OK student drops out, pursues moo-ney in strawberry milk cow farm

OK News

OK student Beefney Milkdud ’23 has decided to drop out of school and start a new research project on her cow farm. She has asked me to write one last feature to wish her off. 

If you don’t remember, Beefney was featured in previous articles on her ostrich coop, pigeon coop, and algae farm the previous year. While the fates of her previous farms (ostrich, pigeon, algae) are unclear, Beefney did mention that predatory birds and nocturnal animals are difficult to keep out of the enclosures. “So many feathers…” she muttered when asked about previous farming endeavors. 

In an interview, Beefney stated that she wanted to farm a tamer animal; she also claimed that she knew, somehow, that this was her natural calling. Beefney has a moo-sive goal: to create a natural, strawberry milk cow. “There are already enough chocolate milk cows, two percent milk cows, half and half milk cows,” she said angrily. “However, we haven’t found a way to milk strawberry cows.” So far, she’s still in the trial stages of putting her cows on a strict strawberry diet. The results don’t seem hopeful; Beefney might have to start seeking ethical ways to alter the color of a cow’s DNA so they are the familiar strawberry color we all know and love.

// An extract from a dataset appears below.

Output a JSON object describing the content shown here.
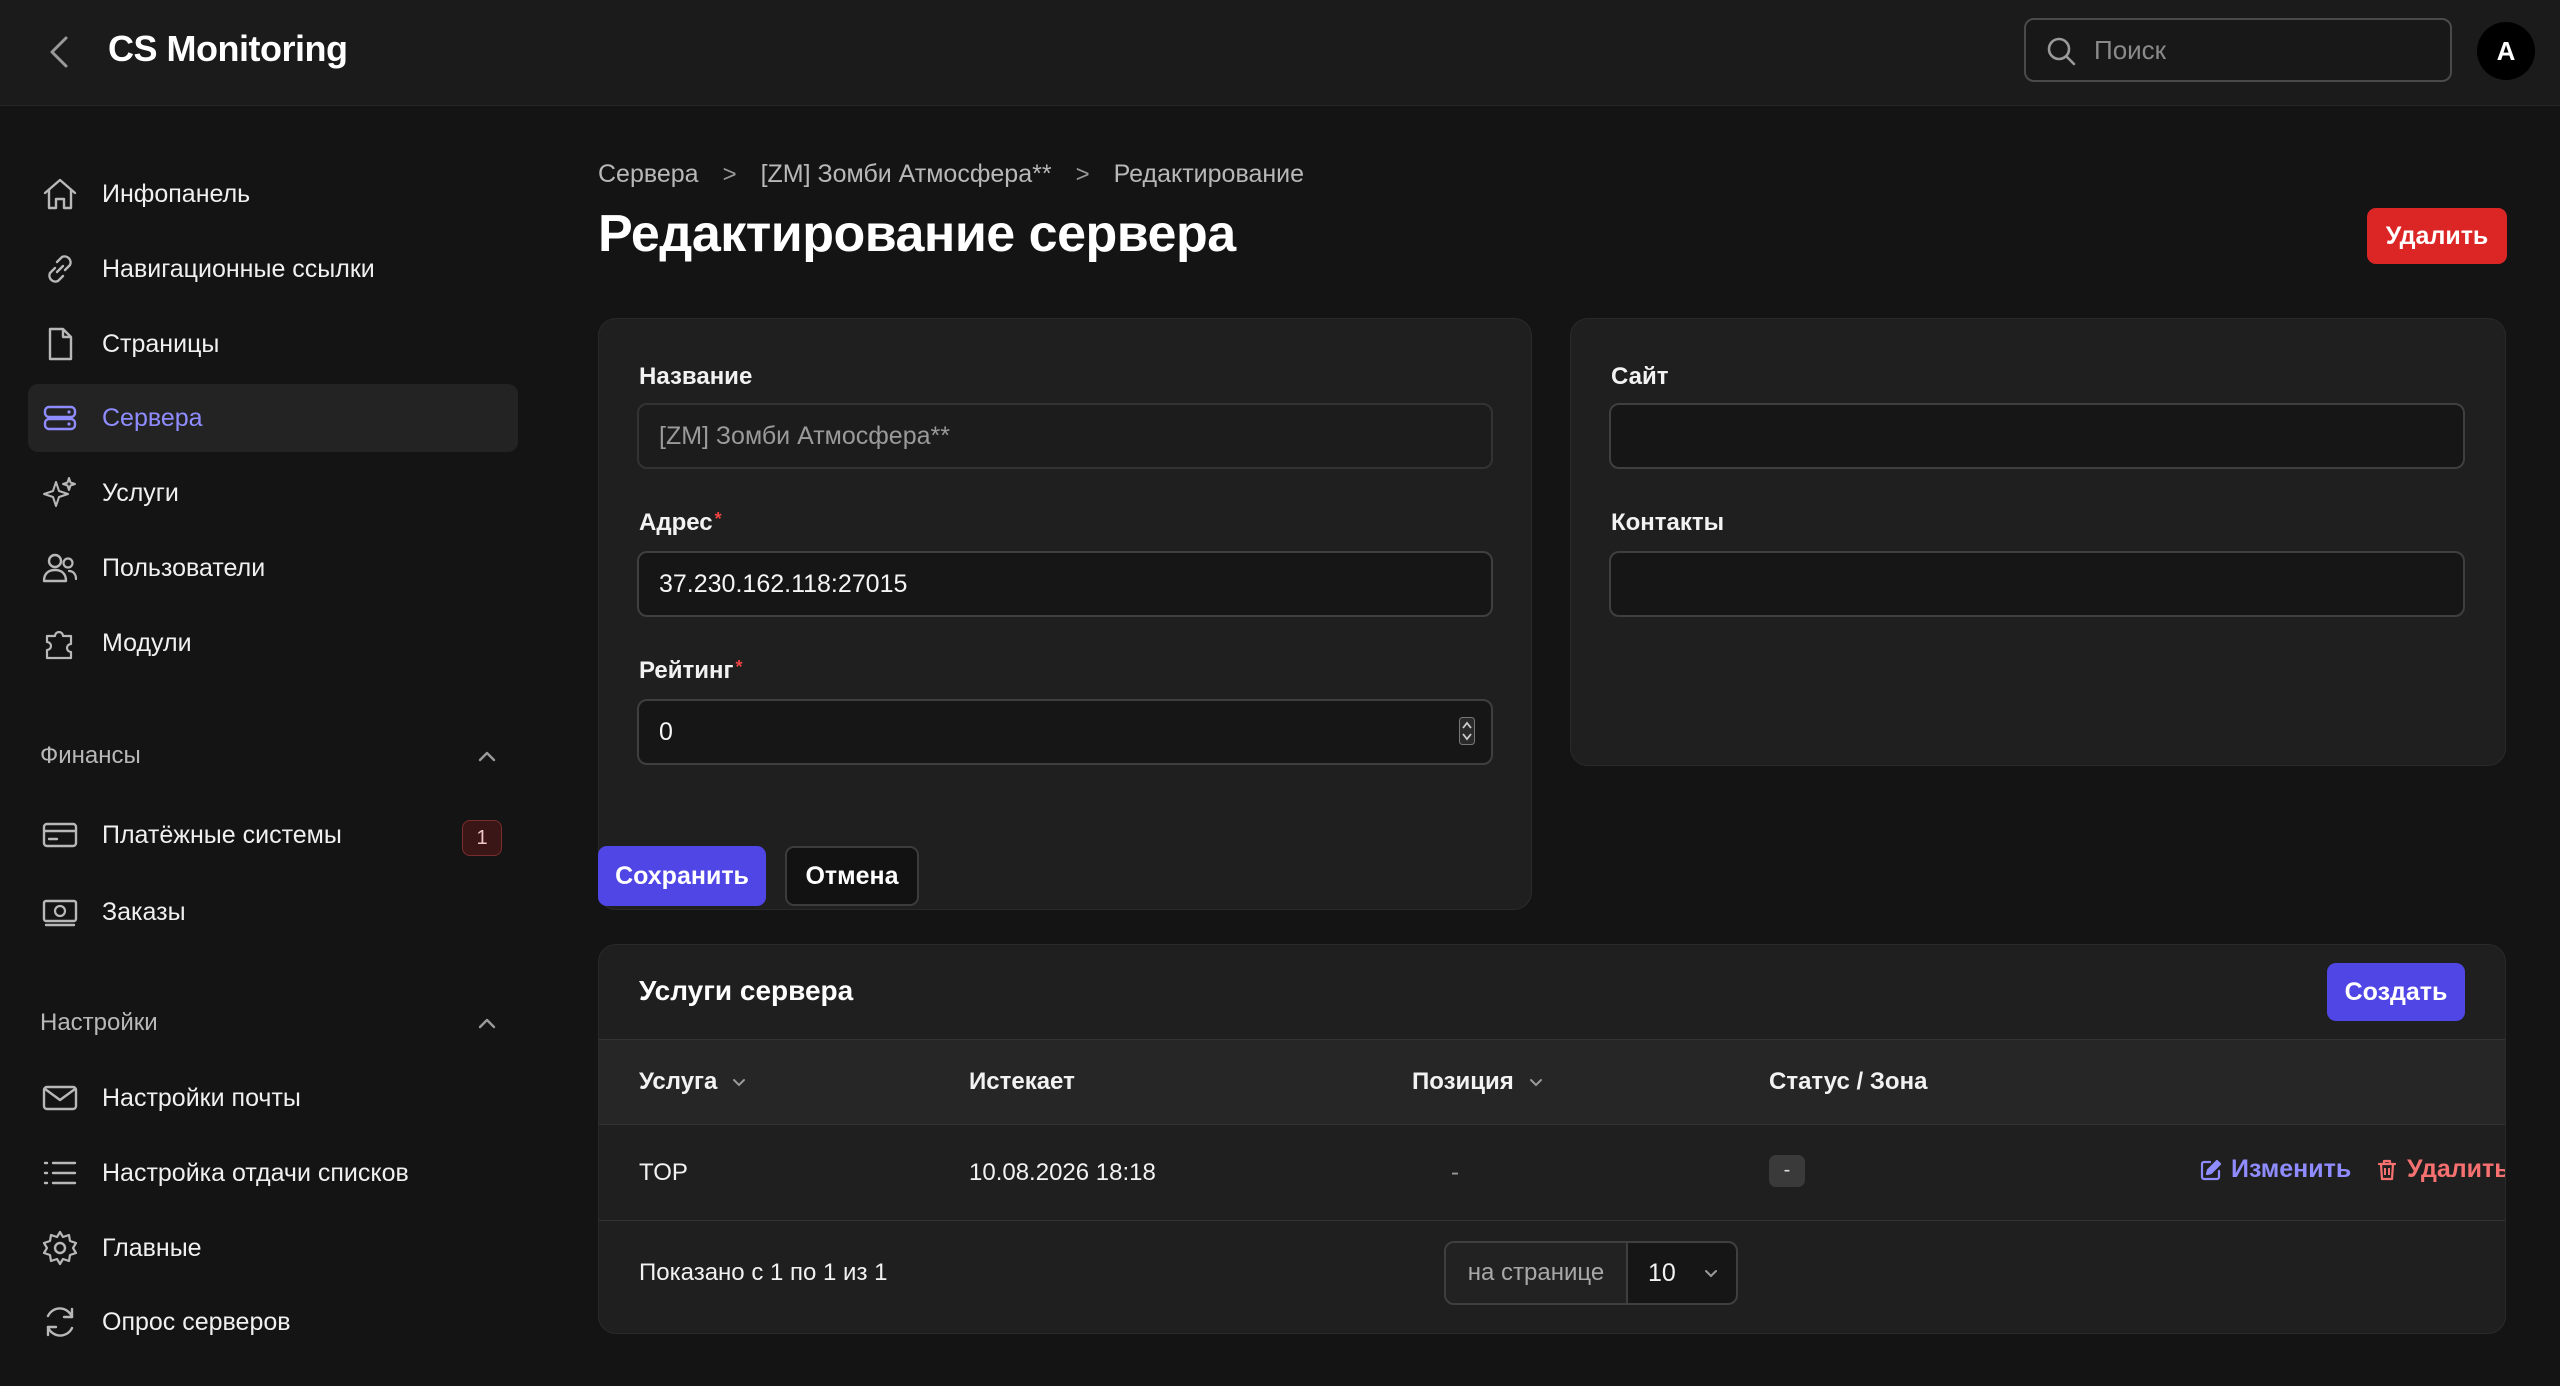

It’s a good thing that Beefney has taken many art classes over her years at OK—she knows how to mix colors and she has a heightened sense of creativity. Mrs. Govinci was Beefney’s art teacher for the past few years. “Beefney’s focus was always on pink cows and I never knew why,” Mrs. Govinci said. She also recalled that Beefney “painted them, drew them, collaged them, and even made several highly detailed dioramas of diverse cow farms.” Her art can be viewed in the OK art gallery, the MAMO in Boston, and the AFM in New York. 

Beefney currently takes ecosystem science and is an active member of the Greener Team on campus (she’s multifaceted). Her teacher, Mrs. Green, says her contributions to class will be missed. “Beefney always made very,” she paused for several minutes, “interesting comments in my class.” She would not elaborate. 

Since Mrs. Green wouldn’t disclose more information about Beefney’s contributions to class we decided to simply ask around. Joe Brown is in Beefney’s science class. “One time she coughed up algae in the middle of class,” he said. “At least I think it was algae. I’m not really sure but our lab for that day was canceled and [the TC Science Building] was shut down for a day or so.” Mrs. Green declined to comment on the Algae Scare of 2020. 

At this point, we were done trying to milk out answers from Mrs. Green as she once again refused to provide more vital intel on Beefney, so once again, we had to ask around. Misty Aquadrop ’23, Beefney’s sole friend (or at least acquaintance, we couldn’t tell) said Beefney talked of cow experiments for months before making the decision. “We drove by a farm on the bus to a game once and she got really upset when she saw the cows,” she said. Beefney recalled the incident hesitantly. “They were all brown,” she said. “I swore I fed them strawberries for weeks, and nothing.” 

Beefney also mentioned that she can email you a special encrypted message if you donate five cows to her farm (the redder the hide the better).  For more information on donating, you can visit her website at www.beefneymilkduds.com. We wish Beefney luck with her the farm! If you see her in the halls make sure to give her a gratitude strawberry, she might even thank and mention you when she wins her No-bell YesPlease Prize!